━━━━━ LISTED ENTRIES

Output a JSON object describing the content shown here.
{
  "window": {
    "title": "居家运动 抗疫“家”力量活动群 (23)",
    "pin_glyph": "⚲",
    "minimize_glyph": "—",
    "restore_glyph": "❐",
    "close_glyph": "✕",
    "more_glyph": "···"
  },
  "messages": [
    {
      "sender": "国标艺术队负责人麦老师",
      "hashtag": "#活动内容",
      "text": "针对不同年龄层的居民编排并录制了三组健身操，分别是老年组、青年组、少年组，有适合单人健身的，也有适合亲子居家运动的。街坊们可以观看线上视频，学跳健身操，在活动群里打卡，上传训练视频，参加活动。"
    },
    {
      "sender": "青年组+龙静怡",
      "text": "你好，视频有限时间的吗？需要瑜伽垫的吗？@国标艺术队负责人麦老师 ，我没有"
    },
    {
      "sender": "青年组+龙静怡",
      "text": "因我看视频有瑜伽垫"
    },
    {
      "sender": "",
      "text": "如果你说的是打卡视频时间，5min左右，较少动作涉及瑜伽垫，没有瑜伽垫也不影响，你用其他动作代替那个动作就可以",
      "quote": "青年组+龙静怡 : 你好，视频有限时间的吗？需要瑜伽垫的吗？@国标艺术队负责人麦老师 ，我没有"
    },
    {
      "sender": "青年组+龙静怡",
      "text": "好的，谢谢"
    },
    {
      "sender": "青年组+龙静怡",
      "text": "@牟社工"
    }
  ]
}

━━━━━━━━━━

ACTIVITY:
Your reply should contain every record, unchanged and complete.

WRITTEN SOLUTION:
Output a JSON object describing the content shown here.
{
  "window": {
    "title": "居家运动 抗疫“家”力量活动群 (23)",
    "pin_glyph": "⚲",
    "minimize_glyph": "—",
    "restore_glyph": "❐",
    "close_glyph": "✕",
    "more_glyph": "···"
  },
  "messages": [
    {
      "sender": "国标艺术队负责人麦老师",
      "hashtag": "#活动内容",
      "text": "针对不同年龄层的居民编排并录制了三组健身操，分别是老年组、青年组、少年组，有适合单人健身的，也有适合亲子居家运动的。街坊们可以观看线上视频，学跳健身操，在活动群里打卡，上传训练视频，参加活动。"
    },
    {
      "sender": "青年组+龙静怡",
      "text": "你好，视频有限时间的吗？需要瑜伽垫的吗？@国标艺术队负责人麦老师 ，我没有"
    },
    {
      "sender": "青年组+龙静怡",
      "text": "因我看视频有瑜伽垫"
    },
    {
      "sender": "",
      "text": "如果你说的是打卡视频时间，5min左右，较少动作涉及瑜伽垫，没有瑜伽垫也不影响，你用其他动作代替那个动作就可以",
      "quote": "青年组+龙静怡 : 你好，视频有限时间的吗？需要瑜伽垫的吗？@国标艺术队负责人麦老师 ，我没有"
    },
    {
      "sender": "青年组+龙静怡",
      "text": "好的，谢谢"
    },
    {
      "sender": "青年组+龙静怡",
      "text": "@牟社工"
    }
  ]
}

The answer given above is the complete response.